System Requirements: Windows 2000/XP; Pentium 4 processor; 2 GB hard-disk space; 512 MB RAM; 64 MB video card
Price/Grade: E-mail firstname.lastname@example.org; 9-12
Pros: Informative; challenges students to think critically; multiplayer mode encourages collaboration, analysis
Cons: Graphics outdated; interface stiff and not intuitive; no teacher's guide
Muzzy Lane's Making History: The Calm and the Storm integrates history and gameplay into an entertaining and educational package, the idea being that a generation of students raised on video games might respond more personally to history lessons if they're presented in a fun and interactive format. The Windows game provides a deep look at European history from the early 1930s to the beginnings of the Cold War.
Students can relive WWII-era Europe with Making History, a multiplayer game that peppers fun gameplay with solid historical information.
In the game, students lead a European nation and attempt to overcome the economic, military, and socio-political issues of the day. Players can follow or buck the historical trends of the time, make or break alliances, and attempt to maintain domestic stability. For instance, a student controlling prewar France has to placate an antiwar populace plagued by economic woes while keeping an eye on Germany's rearmament. Will more domestic spending keep the masses happy and maintain the delicate balance between the various left-wing forces in the government? Or will doing so weaken the military, thus encouraging a bellicose Germany? The game can be played in Single Player mode; however, its real strength is Multiplayer mode, which encourages students to answer these questions in a collaborative environment marked by debate and discussion.
Although not a visually thrilling game to play—the graphics are static and a bit outdated, and the interface is not particularly engaging-—Making History's Multiplayer mode and wealth of information make it an excellent resource for helping students understand why events unfolded as they did—or didn't.

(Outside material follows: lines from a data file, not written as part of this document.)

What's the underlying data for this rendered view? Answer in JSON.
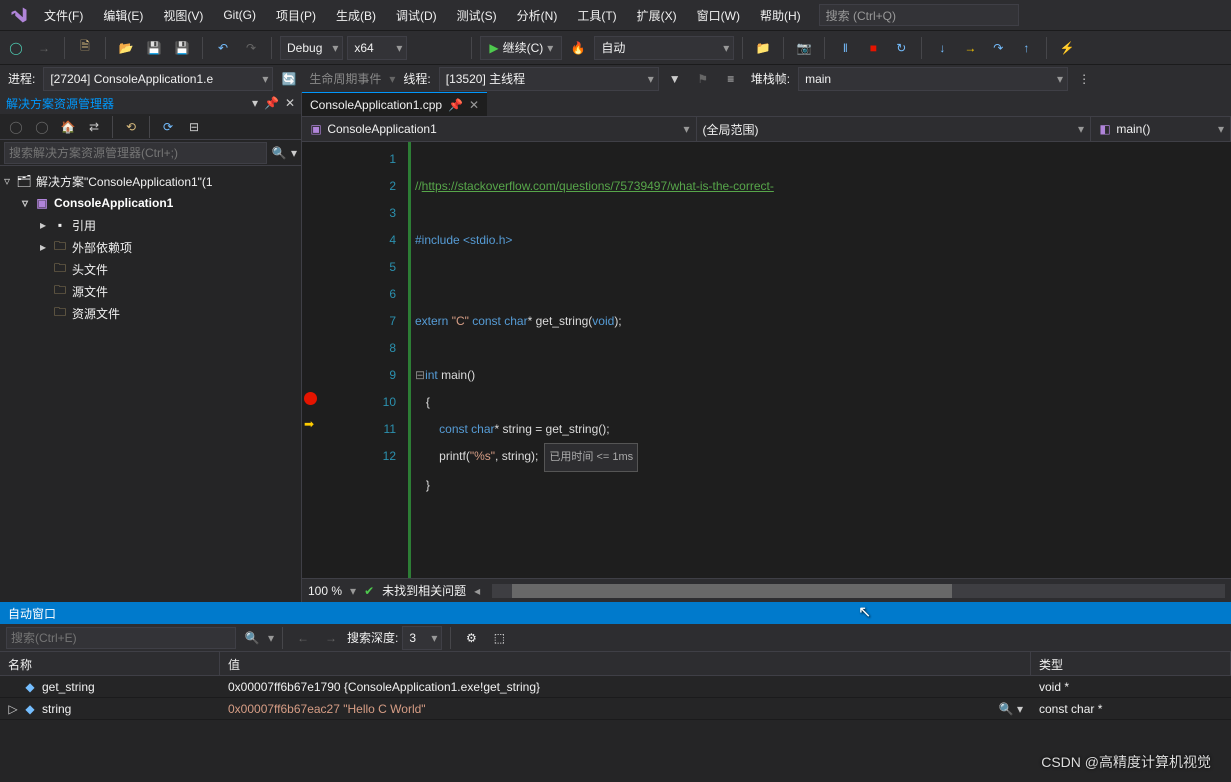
{
  "menu": {
    "items": [
      "文件(F)",
      "编辑(E)",
      "视图(V)",
      "Git(G)",
      "项目(P)",
      "生成(B)",
      "调试(D)",
      "测试(S)",
      "分析(N)",
      "工具(T)",
      "扩展(X)",
      "窗口(W)",
      "帮助(H)"
    ],
    "search_placeholder": "搜索 (Ctrl+Q)"
  },
  "toolbar": {
    "config": "Debug",
    "platform": "x64",
    "continue_label": "继续(C)",
    "startup": "自动"
  },
  "debugbar": {
    "process_label": "进程:",
    "process_value": "[27204] ConsoleApplication1.e",
    "lifecycle": "生命周期事件",
    "thread_label": "线程:",
    "thread_value": "[13520] 主线程",
    "stackframe_label": "堆栈帧:",
    "stackframe_value": "main"
  },
  "solution_explorer": {
    "title": "解决方案资源管理器",
    "search_placeholder": "搜索解决方案资源管理器(Ctrl+;)",
    "root": "解决方案\"ConsoleApplication1\"(1",
    "project": "ConsoleApplication1",
    "nodes": [
      "引用",
      "外部依赖项",
      "头文件",
      "源文件",
      "资源文件"
    ]
  },
  "editor": {
    "tab": "ConsoleApplication1.cpp",
    "nav_project": "ConsoleApplication1",
    "nav_scope": "(全局范围)",
    "nav_func": "main()",
    "lines": [
      "1",
      "2",
      "3",
      "4",
      "5",
      "6",
      "7",
      "8",
      "9",
      "10",
      "11",
      "12"
    ],
    "url": "https://stackoverflow.com/questions/75739497/what-is-the-correct-",
    "include": "#include <stdio.h>",
    "extern_line": {
      "p1": "extern ",
      "p2": "\"C\"",
      "p3": " const char",
      "p4": "* ",
      "p5": "get_string",
      "p6": "(",
      "p7": "void",
      "p8": ");"
    },
    "main_line": {
      "p1": "int ",
      "p2": "main",
      "p3": "()"
    },
    "l10": {
      "p1": "    const char",
      "p2": "* string = ",
      "p3": "get_string",
      "p4": "();"
    },
    "l11": {
      "p1": "    ",
      "p2": "printf",
      "p3": "(",
      "p4": "\"%s\"",
      "p5": ", string);"
    },
    "perf": "已用时间 <= 1ms",
    "zoom": "100 %",
    "status": "未找到相关问题"
  },
  "autos": {
    "title": "自动窗口",
    "search_placeholder": "搜索(Ctrl+E)",
    "depth_label": "搜索深度:",
    "depth_value": "3",
    "headers": {
      "name": "名称",
      "value": "值",
      "type": "类型"
    },
    "rows": [
      {
        "name": "get_string",
        "value": "0x00007ff6b67e1790 {ConsoleApplication1.exe!get_string}",
        "type": "void *",
        "exp": ""
      },
      {
        "name": "string",
        "value": "0x00007ff6b67eac27 \"Hello C World\"",
        "type": "const char *",
        "exp": "▷"
      }
    ]
  },
  "watermark": "CSDN @高精度计算机视觉"
}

Mark Smith is managing editor of Technology & Learning magazine.